  8. MikeML

    AAC Fanatic!

    Oct 2, 2009
    A 555 configured as a retriggerable one shot is illustrated in this forum posting. The timing is likely not what you want for your project, but the concept is. Also, in this example, it is a low-going pulse that resets the timing network.
  9. trevor lloyd

    Thread Starter New Member

    Jun 30, 2015
    WOW guys thats all i can say this is an amazing community !!!! thanks so much for all the info i am going to do a bit of digging into this and il get back to you tomorrow but this does look very promising
  10. AnalogKid

    Distinguished Member

    Aug 1, 2013
    Three questions:

    1. What power is available for the sensor and the control circuit?
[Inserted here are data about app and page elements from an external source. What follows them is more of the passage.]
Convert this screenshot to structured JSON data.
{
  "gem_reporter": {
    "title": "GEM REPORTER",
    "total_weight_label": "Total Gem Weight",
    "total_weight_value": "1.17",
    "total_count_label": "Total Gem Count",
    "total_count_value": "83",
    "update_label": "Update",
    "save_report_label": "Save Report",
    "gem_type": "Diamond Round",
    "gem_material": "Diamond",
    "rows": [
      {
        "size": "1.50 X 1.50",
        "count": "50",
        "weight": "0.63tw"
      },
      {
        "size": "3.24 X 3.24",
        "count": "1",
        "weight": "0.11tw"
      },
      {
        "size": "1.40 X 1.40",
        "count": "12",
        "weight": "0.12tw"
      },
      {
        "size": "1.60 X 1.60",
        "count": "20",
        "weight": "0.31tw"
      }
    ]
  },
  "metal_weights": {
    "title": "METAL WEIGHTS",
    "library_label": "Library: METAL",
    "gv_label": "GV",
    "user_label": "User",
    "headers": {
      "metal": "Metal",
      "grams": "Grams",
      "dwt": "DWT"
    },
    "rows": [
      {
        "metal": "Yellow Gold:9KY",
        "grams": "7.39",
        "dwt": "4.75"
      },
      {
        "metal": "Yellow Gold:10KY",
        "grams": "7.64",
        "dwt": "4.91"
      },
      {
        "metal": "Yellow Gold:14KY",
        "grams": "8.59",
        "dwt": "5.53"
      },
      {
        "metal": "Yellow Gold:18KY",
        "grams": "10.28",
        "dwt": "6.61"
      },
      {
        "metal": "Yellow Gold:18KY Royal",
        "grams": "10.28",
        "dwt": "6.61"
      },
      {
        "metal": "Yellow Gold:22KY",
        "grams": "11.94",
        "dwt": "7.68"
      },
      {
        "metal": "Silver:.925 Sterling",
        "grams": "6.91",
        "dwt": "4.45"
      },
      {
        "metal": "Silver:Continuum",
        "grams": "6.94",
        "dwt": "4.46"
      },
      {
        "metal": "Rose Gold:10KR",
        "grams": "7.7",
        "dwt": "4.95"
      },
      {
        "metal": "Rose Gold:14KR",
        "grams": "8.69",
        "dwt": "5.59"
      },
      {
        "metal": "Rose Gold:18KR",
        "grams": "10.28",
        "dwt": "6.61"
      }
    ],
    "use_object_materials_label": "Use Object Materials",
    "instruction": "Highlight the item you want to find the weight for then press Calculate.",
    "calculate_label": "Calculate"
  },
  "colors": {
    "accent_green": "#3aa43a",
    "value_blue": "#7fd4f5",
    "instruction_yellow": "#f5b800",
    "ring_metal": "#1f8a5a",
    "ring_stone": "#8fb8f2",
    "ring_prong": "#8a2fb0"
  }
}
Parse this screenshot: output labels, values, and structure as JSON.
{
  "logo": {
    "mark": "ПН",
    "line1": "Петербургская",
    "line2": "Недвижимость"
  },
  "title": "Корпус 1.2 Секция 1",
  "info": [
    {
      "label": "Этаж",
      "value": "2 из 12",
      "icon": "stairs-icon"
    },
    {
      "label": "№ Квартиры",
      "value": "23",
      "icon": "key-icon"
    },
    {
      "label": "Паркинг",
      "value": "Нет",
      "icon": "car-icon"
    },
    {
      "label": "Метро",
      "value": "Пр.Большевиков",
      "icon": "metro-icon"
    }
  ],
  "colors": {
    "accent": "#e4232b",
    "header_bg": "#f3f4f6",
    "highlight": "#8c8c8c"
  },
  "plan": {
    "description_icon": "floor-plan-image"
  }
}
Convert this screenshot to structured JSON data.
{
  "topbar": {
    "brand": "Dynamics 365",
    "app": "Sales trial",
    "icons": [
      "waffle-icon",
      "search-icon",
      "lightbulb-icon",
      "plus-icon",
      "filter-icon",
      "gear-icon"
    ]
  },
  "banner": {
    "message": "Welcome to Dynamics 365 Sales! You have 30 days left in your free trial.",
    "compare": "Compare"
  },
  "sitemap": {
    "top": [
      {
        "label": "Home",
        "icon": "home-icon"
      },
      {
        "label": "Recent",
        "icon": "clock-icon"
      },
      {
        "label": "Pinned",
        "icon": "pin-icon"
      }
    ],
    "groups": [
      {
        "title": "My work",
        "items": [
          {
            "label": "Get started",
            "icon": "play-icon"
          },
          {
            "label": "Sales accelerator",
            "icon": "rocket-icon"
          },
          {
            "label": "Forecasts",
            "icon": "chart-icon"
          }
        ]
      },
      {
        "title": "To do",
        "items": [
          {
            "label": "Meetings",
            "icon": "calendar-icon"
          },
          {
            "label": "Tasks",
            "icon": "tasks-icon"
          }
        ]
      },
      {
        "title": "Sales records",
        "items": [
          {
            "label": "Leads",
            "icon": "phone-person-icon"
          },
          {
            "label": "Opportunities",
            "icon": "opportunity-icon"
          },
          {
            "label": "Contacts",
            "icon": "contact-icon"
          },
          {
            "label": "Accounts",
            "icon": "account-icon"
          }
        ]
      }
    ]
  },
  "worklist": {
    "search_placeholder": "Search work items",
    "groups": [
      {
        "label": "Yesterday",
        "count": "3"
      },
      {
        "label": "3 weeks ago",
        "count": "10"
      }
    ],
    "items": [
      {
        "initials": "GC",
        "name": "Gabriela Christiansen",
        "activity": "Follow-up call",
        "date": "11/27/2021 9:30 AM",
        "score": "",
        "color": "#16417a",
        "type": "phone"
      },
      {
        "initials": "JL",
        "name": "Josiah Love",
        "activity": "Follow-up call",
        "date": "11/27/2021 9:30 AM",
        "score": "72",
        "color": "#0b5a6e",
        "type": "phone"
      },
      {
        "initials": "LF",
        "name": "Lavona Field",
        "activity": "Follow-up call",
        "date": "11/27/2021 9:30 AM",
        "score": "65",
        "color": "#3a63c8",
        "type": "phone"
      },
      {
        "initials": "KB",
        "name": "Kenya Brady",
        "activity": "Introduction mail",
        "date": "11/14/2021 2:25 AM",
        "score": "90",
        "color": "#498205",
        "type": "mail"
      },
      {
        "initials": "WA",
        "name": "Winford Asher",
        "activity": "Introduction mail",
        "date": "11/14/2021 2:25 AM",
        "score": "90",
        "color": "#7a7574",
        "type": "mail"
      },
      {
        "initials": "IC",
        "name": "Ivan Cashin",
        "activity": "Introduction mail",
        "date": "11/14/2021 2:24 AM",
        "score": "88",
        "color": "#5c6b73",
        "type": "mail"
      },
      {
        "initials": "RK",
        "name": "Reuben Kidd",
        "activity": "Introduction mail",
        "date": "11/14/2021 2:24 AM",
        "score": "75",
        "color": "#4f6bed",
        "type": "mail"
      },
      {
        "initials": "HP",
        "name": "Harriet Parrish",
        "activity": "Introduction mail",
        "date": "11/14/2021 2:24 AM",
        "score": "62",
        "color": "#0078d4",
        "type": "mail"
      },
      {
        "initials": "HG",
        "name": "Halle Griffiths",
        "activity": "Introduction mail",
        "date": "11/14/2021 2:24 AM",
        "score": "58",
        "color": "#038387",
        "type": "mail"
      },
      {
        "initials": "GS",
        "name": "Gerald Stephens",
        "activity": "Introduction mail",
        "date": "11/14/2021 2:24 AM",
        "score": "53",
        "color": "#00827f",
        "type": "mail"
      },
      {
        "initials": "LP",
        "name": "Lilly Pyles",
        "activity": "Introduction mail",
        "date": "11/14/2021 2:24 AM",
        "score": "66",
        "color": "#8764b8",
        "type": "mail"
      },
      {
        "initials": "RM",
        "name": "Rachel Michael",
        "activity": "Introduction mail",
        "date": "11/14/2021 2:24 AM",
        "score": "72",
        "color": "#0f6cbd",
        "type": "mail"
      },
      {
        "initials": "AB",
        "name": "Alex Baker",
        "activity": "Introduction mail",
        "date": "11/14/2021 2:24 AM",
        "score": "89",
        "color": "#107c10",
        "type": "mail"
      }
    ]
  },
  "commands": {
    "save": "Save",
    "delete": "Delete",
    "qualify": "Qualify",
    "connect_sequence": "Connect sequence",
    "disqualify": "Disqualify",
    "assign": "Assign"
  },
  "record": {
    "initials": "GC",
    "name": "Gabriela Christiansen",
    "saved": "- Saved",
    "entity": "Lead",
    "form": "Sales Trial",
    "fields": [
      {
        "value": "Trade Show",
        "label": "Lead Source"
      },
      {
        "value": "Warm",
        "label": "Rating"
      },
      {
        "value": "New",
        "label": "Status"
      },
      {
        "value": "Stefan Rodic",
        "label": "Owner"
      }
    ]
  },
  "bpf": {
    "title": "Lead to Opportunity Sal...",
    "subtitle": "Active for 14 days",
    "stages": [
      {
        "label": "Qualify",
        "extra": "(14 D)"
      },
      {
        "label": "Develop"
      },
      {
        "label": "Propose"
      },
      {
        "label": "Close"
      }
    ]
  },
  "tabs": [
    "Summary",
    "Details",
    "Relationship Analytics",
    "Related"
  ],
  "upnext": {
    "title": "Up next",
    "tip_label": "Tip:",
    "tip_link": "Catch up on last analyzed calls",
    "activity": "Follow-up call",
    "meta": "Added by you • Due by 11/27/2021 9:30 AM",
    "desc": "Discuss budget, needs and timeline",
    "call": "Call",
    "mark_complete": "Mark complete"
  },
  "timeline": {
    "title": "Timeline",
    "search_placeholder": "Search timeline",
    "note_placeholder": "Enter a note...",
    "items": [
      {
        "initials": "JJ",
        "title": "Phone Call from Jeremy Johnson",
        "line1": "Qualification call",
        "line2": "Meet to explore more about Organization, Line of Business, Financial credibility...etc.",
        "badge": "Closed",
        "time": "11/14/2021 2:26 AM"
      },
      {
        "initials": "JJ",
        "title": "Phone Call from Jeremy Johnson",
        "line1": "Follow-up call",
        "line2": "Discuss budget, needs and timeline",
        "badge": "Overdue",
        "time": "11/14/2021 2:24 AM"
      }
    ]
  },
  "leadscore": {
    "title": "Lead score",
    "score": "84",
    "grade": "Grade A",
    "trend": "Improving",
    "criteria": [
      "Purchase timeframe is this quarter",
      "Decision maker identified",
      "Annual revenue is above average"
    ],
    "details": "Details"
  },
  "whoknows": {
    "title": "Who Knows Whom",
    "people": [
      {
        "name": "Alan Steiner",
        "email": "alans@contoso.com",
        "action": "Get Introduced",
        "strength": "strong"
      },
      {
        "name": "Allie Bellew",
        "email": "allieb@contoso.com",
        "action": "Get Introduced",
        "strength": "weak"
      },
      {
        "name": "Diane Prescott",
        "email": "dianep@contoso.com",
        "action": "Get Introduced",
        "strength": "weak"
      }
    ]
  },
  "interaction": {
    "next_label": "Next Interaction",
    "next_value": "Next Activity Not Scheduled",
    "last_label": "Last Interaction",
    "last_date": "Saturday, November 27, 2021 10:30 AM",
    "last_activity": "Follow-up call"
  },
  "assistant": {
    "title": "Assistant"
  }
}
For example, if the pump runs on 110 VAC and you have no other power supply, then you'll need a small battery charger wall wart that comes with cell phones and cameras to power the sensor and control circuit, and a solid-state relay to control the pump. If it is a DC pump, say 12V or 24V, and you have a power supply for it already, then the control circuit can run directly off of that.

    2. What does the pump need to run? 110 VAC, 24 VDC, etc.? Also, what is the current or power rating for the pump? These will determine what is needed to take the control signal and use it to turn the pump on and off.

    3. What is the water flow rate when the pump is running (gallons per minute)? The sensor is a water wheel, and makes a short pulse with each revolution of the wheel. The faster the water is flowing, the faster the wheel turns and the faster the pulses occur. The retriggerable monostable fills in the gaps between the pulses so the relay controlling the pump sees a continuous signal. A 555 can do this, but so can other circuits. If you have some guess as to the pump flow rate, it can be used to calculate the slowest sensor pulse rate as a starting point for the controller circuit design. For example, one gallon-per-minute (gpm) flow rate is approx. 26 Hz out of the sensor.

    Last edited: Jun 30, 2015